#### Data records ####
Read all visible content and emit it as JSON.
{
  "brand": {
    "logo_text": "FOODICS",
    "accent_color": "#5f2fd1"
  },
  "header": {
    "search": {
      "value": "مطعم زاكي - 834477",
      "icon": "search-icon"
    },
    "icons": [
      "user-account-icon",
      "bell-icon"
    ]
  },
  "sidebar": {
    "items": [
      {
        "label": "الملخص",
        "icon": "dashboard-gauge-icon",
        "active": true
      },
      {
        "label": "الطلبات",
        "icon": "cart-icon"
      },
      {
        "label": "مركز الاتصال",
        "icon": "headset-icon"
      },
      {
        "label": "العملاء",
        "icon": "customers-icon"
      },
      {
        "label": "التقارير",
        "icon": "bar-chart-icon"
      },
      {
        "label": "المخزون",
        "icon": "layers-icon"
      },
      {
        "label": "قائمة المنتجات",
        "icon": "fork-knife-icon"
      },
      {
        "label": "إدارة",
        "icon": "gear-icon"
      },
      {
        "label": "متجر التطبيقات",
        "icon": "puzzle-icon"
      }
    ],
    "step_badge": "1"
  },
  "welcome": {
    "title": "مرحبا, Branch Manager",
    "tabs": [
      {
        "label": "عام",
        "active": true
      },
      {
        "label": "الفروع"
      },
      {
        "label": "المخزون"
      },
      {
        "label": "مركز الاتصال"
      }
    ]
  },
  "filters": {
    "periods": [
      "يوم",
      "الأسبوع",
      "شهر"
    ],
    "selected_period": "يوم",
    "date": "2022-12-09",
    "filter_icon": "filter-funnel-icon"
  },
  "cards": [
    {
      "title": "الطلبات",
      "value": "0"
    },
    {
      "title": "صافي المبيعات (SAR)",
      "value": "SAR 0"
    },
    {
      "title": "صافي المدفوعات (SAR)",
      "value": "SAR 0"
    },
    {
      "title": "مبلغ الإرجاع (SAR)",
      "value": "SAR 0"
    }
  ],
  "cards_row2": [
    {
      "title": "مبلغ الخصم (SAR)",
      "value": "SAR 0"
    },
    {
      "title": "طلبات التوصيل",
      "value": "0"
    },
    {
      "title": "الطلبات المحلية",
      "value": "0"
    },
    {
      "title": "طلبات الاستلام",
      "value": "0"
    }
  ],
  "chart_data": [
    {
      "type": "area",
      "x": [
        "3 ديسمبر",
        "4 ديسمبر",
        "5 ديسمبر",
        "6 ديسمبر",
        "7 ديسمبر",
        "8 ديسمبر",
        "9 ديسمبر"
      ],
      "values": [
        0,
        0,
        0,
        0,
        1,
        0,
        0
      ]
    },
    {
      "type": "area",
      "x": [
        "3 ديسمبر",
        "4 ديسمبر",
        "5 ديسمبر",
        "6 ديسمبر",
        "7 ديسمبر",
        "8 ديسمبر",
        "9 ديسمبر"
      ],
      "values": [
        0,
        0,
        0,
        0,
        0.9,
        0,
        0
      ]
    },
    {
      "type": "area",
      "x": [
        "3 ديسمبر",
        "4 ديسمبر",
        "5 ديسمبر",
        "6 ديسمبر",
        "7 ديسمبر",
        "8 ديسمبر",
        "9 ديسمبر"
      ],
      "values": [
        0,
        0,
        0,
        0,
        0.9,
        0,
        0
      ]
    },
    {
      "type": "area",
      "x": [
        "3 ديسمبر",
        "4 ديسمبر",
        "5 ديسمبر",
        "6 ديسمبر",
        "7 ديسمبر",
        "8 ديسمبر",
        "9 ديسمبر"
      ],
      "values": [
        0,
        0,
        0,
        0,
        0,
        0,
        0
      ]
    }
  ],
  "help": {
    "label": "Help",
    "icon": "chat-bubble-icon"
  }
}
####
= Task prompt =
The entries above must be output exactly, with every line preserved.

= Result of the task =
Read all visible content and emit it as JSON.
{
  "brand": {
    "logo_text": "FOODICS",
    "accent_color": "#5f2fd1"
  },
  "header": {
    "search": {
      "value": "مطعم زاكي - 834477",
      "icon": "search-icon"
    },
    "icons": [
      "user-account-icon",
      "bell-icon"
    ]
  },
  "sidebar": {
    "items": [
      {
        "label": "الملخص",
        "icon": "dashboard-gauge-icon",
        "active": true
      },
      {
        "label": "الطلبات",
        "icon": "cart-icon"
      },
      {
        "label": "مركز الاتصال",
        "icon": "headset-icon"
      },
      {
        "label": "العملاء",
        "icon": "customers-icon"
      },
      {
        "label": "التقارير",
        "icon": "bar-chart-icon"
      },
      {
        "label": "المخزون",
        "icon": "layers-icon"
      },
      {
        "label": "قائمة المنتجات",
        "icon": "fork-knife-icon"
      },
      {
        "label": "إدارة",
        "icon": "gear-icon"
      },
      {
        "label": "متجر التطبيقات",
        "icon": "puzzle-icon"
      }
    ],
    "step_badge": "1"
  },
  "welcome": {
    "title": "مرحبا, Branch Manager",
    "tabs": [
      {
        "label": "عام",
        "active": true
      },
      {
        "label": "الفروع"
      },
      {
        "label": "المخزون"
      },
      {
        "label": "مركز الاتصال"
      }
    ]
  },
  "filters": {
    "periods": [
      "يوم",
      "الأسبوع",
      "شهر"
    ],
    "selected_period": "يوم",
    "date": "2022-12-09",
    "filter_icon": "filter-funnel-icon"
  },
  "cards": [
    {
      "title": "الطلبات",
      "value": "0"
    },
    {
      "title": "صافي المبيعات (SAR)",
      "value": "SAR 0"
    },
    {
      "title": "صافي المدفوعات (SAR)",
      "value": "SAR 0"
    },
    {
      "title": "مبلغ الإرجاع (SAR)",
      "value": "SAR 0"
    }
  ],
  "cards_row2": [
    {
      "title": "مبلغ الخصم (SAR)",
      "value": "SAR 0"
    },
    {
      "title": "طلبات التوصيل",
      "value": "0"
    },
    {
      "title": "الطلبات المحلية",
      "value": "0"
    },
    {
      "title": "طلبات الاستلام",
      "value": "0"
    }
  ],
  "chart_data": [
    {
      "type": "area",
      "x": [
        "3 ديسمبر",
        "4 ديسمبر",
        "5 ديسمبر",
        "6 ديسمبر",
        "7 ديسمبر",
        "8 ديسمبر",
        "9 ديسمبر"
      ],
      "values": [
        0,
        0,
        0,
        0,
        1,
        0,
        0
      ]
    },
    {
      "type": "area",
      "x": [
        "3 ديسمبر",
        "4 ديسمبر",
        "5 ديسمبر",
        "6 ديسمبر",
        "7 ديسمبر",
        "8 ديسمبر",
        "9 ديسمبر"
      ],
      "values": [
        0,
        0,
        0,
        0,
        0.9,
        0,
        0
      ]
    },
    {
      "type": "area",
      "x": [
        "3 ديسمبر",
        "4 ديسمبر",
        "5 ديسمبر",
        "6 ديسمبر",
        "7 ديسمبر",
        "8 ديسمبر",
        "9 ديسمبر"
      ],
      "values": [
        0,
        0,
        0,
        0,
        0.9,
        0,
        0
      ]
    },
    {
      "type": "area",
      "x": [
        "3 ديسمبر",
        "4 ديسمبر",
        "5 ديسمبر",
        "6 ديسمبر",
        "7 ديسمبر",
        "8 ديسمبر",
        "9 ديسمبر"
      ],
      "values": [
        0,
        0,
        0,
        0,
        0,
        0,
        0
      ]
    }
  ],
  "help": {
    "label": "Help",
    "icon": "chat-bubble-icon"
  }
}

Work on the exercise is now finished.